While it’s true that Christianity has had it’s dark chapters, we do not kill non-believers. We no longer burn witches and heretics, the Inquisition is long over, and even the Irish Catholics and Protestants are finally at peace. We have learned to outgrow our many divisions. There is an estimated 30,000 (world wide) Protestant denominations and hundreds of various sects within Catholicism. In spite of the occasional doctrinal argument, or unfortunate scandal, we’re getting along well and calling attention to the bad behavior of both leaders and lay persons when needed, without bloodshed.

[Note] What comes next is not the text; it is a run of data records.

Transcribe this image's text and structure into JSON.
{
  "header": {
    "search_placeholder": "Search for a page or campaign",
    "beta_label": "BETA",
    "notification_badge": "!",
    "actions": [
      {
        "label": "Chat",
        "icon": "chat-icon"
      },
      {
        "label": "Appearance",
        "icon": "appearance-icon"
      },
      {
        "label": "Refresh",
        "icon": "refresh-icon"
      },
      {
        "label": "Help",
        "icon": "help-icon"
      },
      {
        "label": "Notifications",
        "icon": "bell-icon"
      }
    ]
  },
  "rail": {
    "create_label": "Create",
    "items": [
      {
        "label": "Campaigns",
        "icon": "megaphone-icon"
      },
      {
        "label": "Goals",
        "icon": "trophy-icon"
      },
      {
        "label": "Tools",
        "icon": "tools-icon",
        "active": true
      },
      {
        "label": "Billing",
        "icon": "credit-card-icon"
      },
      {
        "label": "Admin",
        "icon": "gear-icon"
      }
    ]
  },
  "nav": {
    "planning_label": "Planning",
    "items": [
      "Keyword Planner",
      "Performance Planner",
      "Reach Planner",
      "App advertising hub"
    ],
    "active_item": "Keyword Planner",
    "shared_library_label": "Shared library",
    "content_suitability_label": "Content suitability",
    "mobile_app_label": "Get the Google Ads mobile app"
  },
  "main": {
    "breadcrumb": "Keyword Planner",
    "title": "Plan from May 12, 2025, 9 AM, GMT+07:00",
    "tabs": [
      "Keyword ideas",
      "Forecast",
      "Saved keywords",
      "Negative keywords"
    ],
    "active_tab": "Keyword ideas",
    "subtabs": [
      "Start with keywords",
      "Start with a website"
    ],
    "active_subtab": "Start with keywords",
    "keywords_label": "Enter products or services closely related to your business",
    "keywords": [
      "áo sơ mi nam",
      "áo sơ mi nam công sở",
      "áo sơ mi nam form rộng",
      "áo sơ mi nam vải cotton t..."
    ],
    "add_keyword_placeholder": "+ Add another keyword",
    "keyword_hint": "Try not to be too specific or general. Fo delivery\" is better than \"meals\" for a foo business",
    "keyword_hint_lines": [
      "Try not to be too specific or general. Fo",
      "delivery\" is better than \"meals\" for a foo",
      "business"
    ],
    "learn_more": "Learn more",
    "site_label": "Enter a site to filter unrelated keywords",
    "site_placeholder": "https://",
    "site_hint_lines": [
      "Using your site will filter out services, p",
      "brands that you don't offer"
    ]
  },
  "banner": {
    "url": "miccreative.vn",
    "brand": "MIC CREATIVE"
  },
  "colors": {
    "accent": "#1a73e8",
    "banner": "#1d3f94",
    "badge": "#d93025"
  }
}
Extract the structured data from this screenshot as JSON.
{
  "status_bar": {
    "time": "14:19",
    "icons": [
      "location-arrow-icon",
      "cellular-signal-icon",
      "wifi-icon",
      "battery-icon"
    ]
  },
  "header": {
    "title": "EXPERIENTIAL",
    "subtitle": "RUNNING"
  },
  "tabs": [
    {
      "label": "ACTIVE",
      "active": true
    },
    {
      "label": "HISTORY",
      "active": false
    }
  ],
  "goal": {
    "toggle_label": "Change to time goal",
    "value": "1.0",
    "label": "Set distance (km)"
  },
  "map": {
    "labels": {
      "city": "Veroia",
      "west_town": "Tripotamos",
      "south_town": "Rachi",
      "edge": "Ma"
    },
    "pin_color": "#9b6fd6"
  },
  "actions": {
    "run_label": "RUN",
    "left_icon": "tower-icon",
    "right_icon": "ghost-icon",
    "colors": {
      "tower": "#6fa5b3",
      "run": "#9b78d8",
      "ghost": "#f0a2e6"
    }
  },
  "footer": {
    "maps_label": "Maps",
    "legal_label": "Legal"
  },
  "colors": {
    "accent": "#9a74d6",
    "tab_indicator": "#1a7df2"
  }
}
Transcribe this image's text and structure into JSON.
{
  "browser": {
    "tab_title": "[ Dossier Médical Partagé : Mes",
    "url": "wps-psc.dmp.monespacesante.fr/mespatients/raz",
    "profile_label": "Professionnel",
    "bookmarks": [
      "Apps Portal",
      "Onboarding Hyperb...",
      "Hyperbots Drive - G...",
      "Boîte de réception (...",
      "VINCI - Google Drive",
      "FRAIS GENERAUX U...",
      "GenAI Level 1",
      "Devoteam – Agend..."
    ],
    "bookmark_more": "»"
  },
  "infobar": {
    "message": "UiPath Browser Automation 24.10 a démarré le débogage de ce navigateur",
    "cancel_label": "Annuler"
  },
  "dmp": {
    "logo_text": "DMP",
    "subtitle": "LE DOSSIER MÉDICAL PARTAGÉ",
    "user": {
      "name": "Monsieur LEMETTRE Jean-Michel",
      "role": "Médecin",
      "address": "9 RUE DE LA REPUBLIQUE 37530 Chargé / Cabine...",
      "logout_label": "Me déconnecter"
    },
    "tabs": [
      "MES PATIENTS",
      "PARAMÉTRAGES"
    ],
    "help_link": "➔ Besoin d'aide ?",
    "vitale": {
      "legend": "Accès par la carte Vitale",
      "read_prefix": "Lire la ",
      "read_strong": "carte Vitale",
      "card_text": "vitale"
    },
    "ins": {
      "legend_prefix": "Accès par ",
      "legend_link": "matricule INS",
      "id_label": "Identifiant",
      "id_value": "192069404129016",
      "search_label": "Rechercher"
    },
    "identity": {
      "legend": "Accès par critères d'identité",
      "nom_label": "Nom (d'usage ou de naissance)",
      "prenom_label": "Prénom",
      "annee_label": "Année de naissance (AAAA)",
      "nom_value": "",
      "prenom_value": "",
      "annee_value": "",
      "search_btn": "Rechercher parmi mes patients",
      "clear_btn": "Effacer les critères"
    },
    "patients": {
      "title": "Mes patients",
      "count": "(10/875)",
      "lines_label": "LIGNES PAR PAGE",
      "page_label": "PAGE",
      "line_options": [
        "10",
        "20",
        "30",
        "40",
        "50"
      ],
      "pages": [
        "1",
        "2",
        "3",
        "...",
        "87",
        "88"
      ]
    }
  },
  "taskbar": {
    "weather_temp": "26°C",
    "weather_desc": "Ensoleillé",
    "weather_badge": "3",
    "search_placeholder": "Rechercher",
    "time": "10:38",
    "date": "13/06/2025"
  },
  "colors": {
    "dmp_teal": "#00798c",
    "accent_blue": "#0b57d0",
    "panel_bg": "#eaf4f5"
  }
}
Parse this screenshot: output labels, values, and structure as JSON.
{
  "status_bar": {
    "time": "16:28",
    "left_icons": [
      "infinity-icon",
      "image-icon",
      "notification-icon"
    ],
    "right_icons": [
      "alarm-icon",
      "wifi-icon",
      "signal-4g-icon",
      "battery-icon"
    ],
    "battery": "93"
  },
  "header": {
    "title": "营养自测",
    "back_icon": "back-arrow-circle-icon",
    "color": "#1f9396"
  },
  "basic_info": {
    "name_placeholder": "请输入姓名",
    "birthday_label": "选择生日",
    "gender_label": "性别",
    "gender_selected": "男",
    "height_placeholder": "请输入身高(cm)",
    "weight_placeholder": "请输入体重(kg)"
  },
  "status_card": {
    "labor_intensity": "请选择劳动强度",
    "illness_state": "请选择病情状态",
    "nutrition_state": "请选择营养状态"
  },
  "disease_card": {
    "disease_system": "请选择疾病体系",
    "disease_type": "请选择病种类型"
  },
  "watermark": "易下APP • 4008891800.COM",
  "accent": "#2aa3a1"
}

For those who want to point to the Crusades as an example of “blood thirsty” Christian behavior, they are being completely ignorant of history. There’s not space here to go into detail regarding the Crusades, but the short version is that they were the Christian response to hundreds of years of Islam raping, murdering, beheading and burning churches in the Byzantine world and the larger Middle East area. In other words, no problems with Moslems being Moslems and there would have been no Crusades.
That is not the case with the two main divisions of Islam, Sunni and Shiah. Almost immediately upon the death of Mohammad in 632 AD, strife arose as to who would be his successor. This schism is still going strong today, still stuck in a 7th century factional hatred for each other so intense that disagreements turn into bloodshed.
Islam’s horrific treatment of women is perhaps the most widely known example of being stuck (i.e. dead) in a 7th century mindset. There are specific instruction found in Quran 4:34 and in Quran 38:44 as to the proper way to beat a woman. More verses to this affect can be found in the Hadith and Sira (collections of Islamic traditions and laws as attributed to Mohammad.)
Granted, western societies have been slow in granting all legal rights to women over the years but it’s been done because we know it’s the right thing to do…and we have laws against beating women.
Islam has not grown beyond it’s tradition of keeping slaves. While the practice of slavery varies among the many different Islamic nations, for a good example, read the chapter on the north African country of Mauritania found in the book Disposable People by Kevin Bales. And while Western civilization has banned traditional slavery, several Islamic states are still functioning within a 7th century perspective towards one human owning another.
Our very Bible is an example of the living God. The canon of scripture comprising 66 different “books” that is found within our Old and New Testaments was written by 40 different authors, from three different continents, over a period of more than 1600 years. There is a common thread from Genesis to Revelation regarding God and His relationship with humankind. The Bible explains the Bible and offers a continual means of having a personal relationship with the living God.
The Quran of Islam is the work of one man and is filled with more instruction on how to deal with non-Moslems than how to convert and therefore elevate an unbeliever to a better life. There will be no “better life” in Islam except through coercion.
Christianity has grown away from it’s mistakes and will continue to do so because we have the power and right to evaluate each other and our leaders, without resorting to bloodshed. That is the sign of a true, living thing that can continue to develop.
Islam is dead, being stuck in a 7th century mentality that uses violence as a means to an end. The only growth that Islam has shown in 1400 years is that now it can obtain weapons far more powerful than anything available during Mohammad’s day. One Moslem hell bent on obtaining his 72 virgins can kill hundreds in one incident. Other than that, the mindset is the same…the dead will only relate to the death of others. But dead things don’t grow. Growth only comes from life, and where life flourishes, growth will be sustained.